Creation Theatre Company - The Wind in the Willows
5th December 2014 to 10th January 2015.
Review from the Newbury Weekly News.
Feisty young company
Wind in the Willows, at the North Wall, Oxford, until January 10
Kenneth Grahame's Wind in the Willows, adapted and directed by Gari Jones, is this year's festive offering from Creation Theatre Company. The moment you enter the auditorium with the staging sideways on, taking in the balcony, you are struck by the detailed beauty of a twig-strewn set (design, Ryan Dawson Laight). Pitted walls of a faded, disused theatre are transformed into Toad Hall and an open wooden box becomes a river boat while an animated projection conjures up the river bank.
The next thing you notice is the detail that Laight has put into the costumes. Tennis shoes surreally conjure up the long ears of a hare and a dustbin lid morphs into the steering wheel of a car. There's nothing scary for children, so even the battle at Toad Hall that ends the play is played out with comically silly kitchen and bathroom implements as weapons.
The casting is almost designed to send a message to funders about gender parity. Usually acted by a cast of middle-aged men, all the professionals are young, with half the performers women. Ratty (Georgina Strawson) and Mole (Claire Andreadis) are now female creatures, but are obvious representatives of the cosy middle classes. Their animalness is as quaintly portrayed as their counterpoints in Winnie the Pooh or the Narnia stories. They form a feisty little gang with the grouchy, podgy badger (Thomas Richardson, wearing a heavy sack for his belly), the loner from the Wild Wood, and Toad (Will Norris), the arriviste pop star crooning away centre stage to numbers that would embarrass any boy band.
Whether it is Toad dressing up as a colourfully-attired washerwoman as part of his prison break, or the weasels with their urban youth patois, English attitudes to class are ridiculed. This is because, in a framing device, Wind in the Willows is being staged by a group of young people who have broken in to the theatre and are being playful with Grahame's text. It's probably a complication too far for most audiences who will just enjoy the ride into the Wild Wood and along the river bank.

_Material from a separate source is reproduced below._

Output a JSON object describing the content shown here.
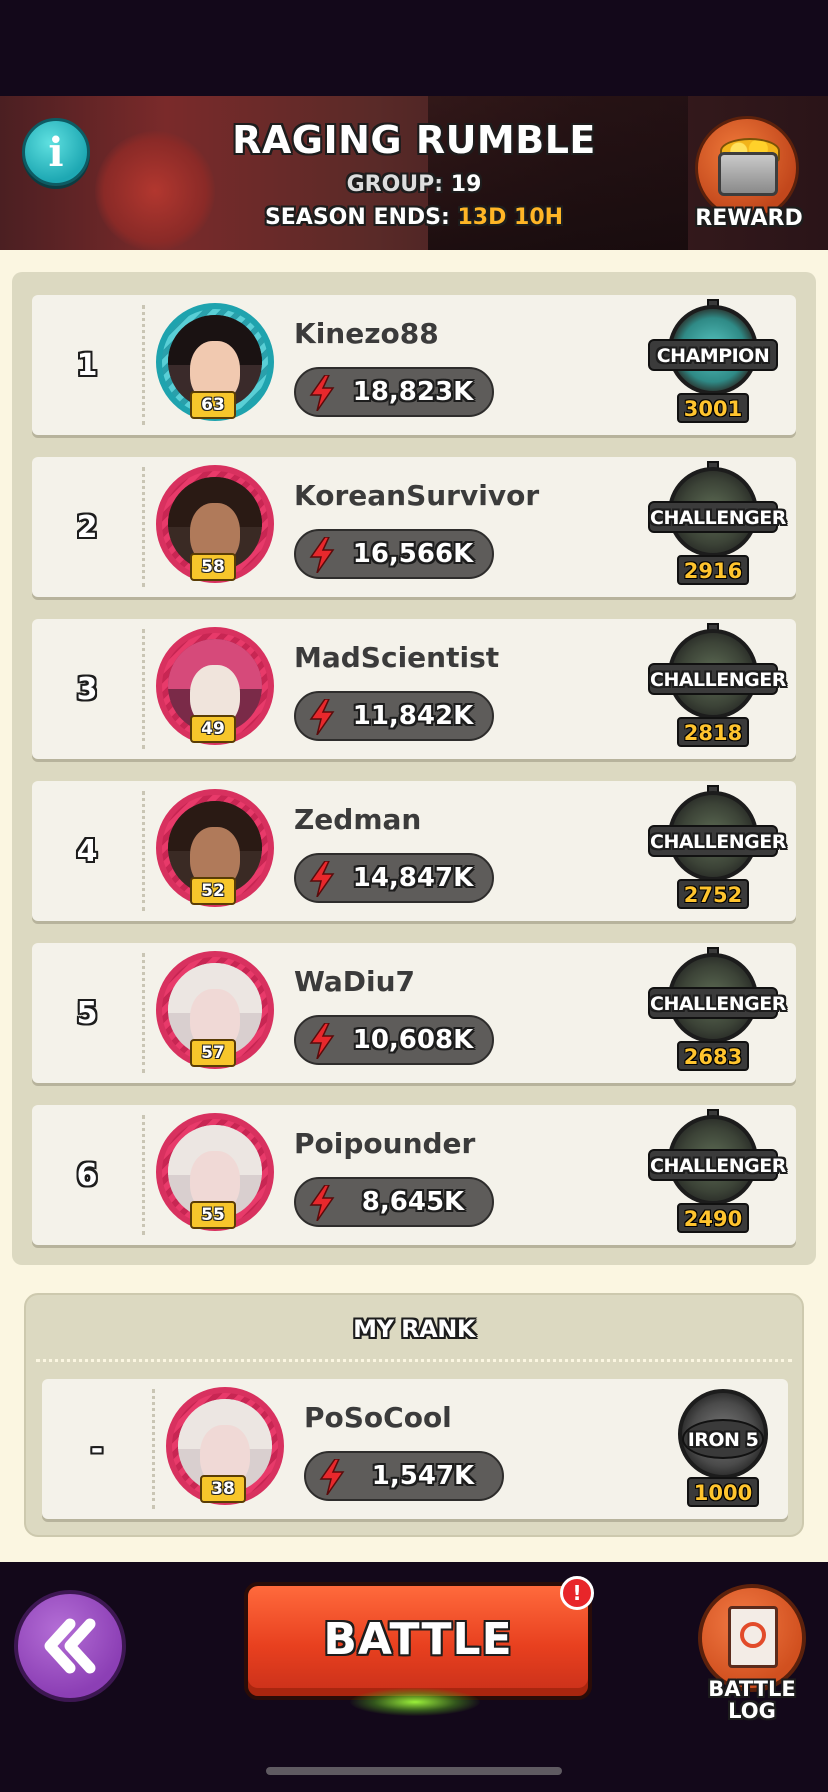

There is a review from Daily Info ("the Riverbank went urban; imagine (if you can) Shoreditch hipster meets Tooting massive... the actors, uniformly good, demonstrated awe-inspiring versatility... an excellent alternative to pre-Christmas panto").